Review: Starry Night by Debbie Macomber

Starry Night: A Christmas Novel - Debbie Macomber
Believe it or not, Starry Night is the first Debbie Macomber book I have read. I enjoy light romances, often interspersing them between my historicals, mysteries, and thrillers. Add to that the advent of the Christmas season, when I get in the mood to read lighter stories that center around Christmas, and the opportunity to participate in the blog tour for this book seemed like a natural.

Starry Night is the story of Carrie Slayton, a society reporter for the Chicago Sun Times, who longs to be able to report on more serious stories. Her boss challenges her to find and interview reclusive author Finn Dalton, with the promise of being able to write any stories she wants if she can get the coveted interview. As a result, Carrie heads out for the wilds of Alaska in search of Finn. What she finds, changes her life and perspectives dramatically.

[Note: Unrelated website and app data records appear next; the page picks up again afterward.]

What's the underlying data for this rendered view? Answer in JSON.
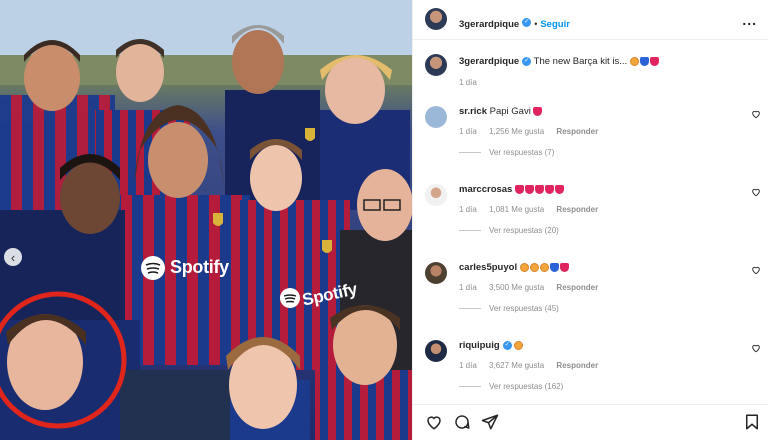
{
  "post": {
    "author": "3gerardpique",
    "follow_label": "Seguir",
    "separator": "•",
    "caption": "The new Barça kit is...",
    "caption_time": "1 día",
    "more_label": "..."
  },
  "photo": {
    "sponsor_text": "Spotify",
    "nav_prev_icon": "chevron-left-icon"
  },
  "comments": [
    {
      "user": "sr.rick",
      "text": "Papi Gavi",
      "emojis": [
        "red-heart"
      ],
      "time": "1 día",
      "likes": "1,256 Me gusta",
      "reply_label": "Responder",
      "replies": "Ver respuestas (7)",
      "verified": false
    },
    {
      "user": "marccrosas",
      "text": "",
      "emojis": [
        "red-heart",
        "red-heart",
        "red-heart",
        "red-heart",
        "red-heart"
      ],
      "time": "1 día",
      "likes": "1,081 Me gusta",
      "reply_label": "Responder",
      "replies": "Ver respuestas (20)",
      "verified": false
    },
    {
      "user": "carles5puyol",
      "text": "",
      "emojis": [
        "heart-eyes-face",
        "heart-eyes-face",
        "heart-eyes-face",
        "blue-heart",
        "red-heart"
      ],
      "time": "1 día",
      "likes": "3,500 Me gusta",
      "reply_label": "Responder",
      "replies": "Ver respuestas (45)",
      "verified": false
    },
    {
      "user": "riquipuig",
      "text": "",
      "emojis": [
        "heart-eyes-face"
      ],
      "time": "1 día",
      "likes": "3,627 Me gusta",
      "reply_label": "Responder",
      "replies": "Ver respuestas (162)",
      "verified": true
    }
  ],
  "colors": {
    "accent": "#0095f6",
    "verified": "#3897f0",
    "circle": "#e0261c",
    "barca_blue": "#1b3a8c",
    "barca_red": "#b51b3b"
  },
  "icons": {
    "like": "heart-outline-icon",
    "comment": "comment-icon",
    "share": "paper-plane-icon",
    "save": "bookmark-icon",
    "comment_like": "small-heart-icon"
  }
}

Starry Night is your typical romance book, complete with a smart, self sufficient female protagonist and the reluctant male love interest. As you can probably guess, when Carrie and Finn meet, sparks fly, and not always the good kind. The fact that this book is a typical romance has both good and bad sides to it. The story of Carrie and Finn was thoroughly enjoyable and a nice break from the mystery/thrillers that I have been reading, Here is a story where the characters are who they are supposed to be. There is no subterfuge, and you can trust them. Their actions are what they appear to be, and their motives follow the expected path. I have heard good things about Debbie Macomber's books, and I can see why. She has a smooth, easy writing style, her characters are easy to become invested in, and her settings are interesting. Alternately, though, it is so typical, that if you are looking for something a bit different in the genre you will not find it here. Luckily for me, I was looking for the typical.

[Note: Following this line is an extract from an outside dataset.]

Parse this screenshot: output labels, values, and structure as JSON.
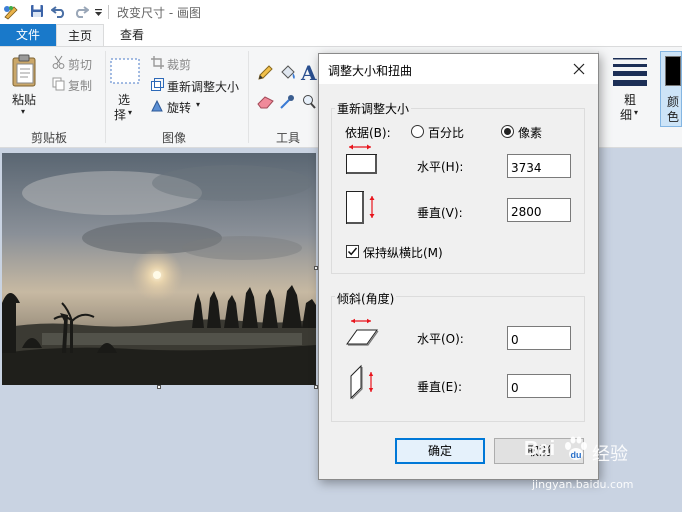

Aside from the fact that this book is typical in every respect, my biggest caveat about the book is that Christmas was really insignificant to the story. The fact that part of the story takes place over the holidays is the only thing that allows this story to be classed as a Chrismas story at all. The good news here is that Christmas plays such a small part that you could read the story anytime of the year and not be slapped in the face with a lot of Christmas talk. The only other caveat I had about the story was that I wished that more of the story took place in Alaska. I love the less ordinary settings, and would loved to have had more of that part of the book.

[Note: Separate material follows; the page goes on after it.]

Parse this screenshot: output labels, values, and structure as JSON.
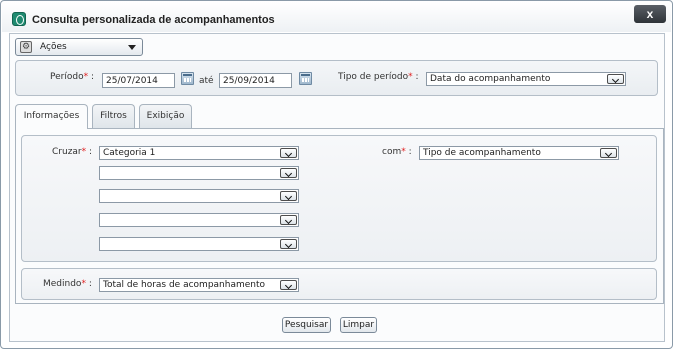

The bottom line here, though, is that I enjoyed this book enough for it to entice me to read more by Debbie Macomber. I know a lot of her other books are a series, and I look forward to fitting them in between my other reading. Many thanks to my friend Melissa for including me in this blog tour and introducing me to Debbie Macomber.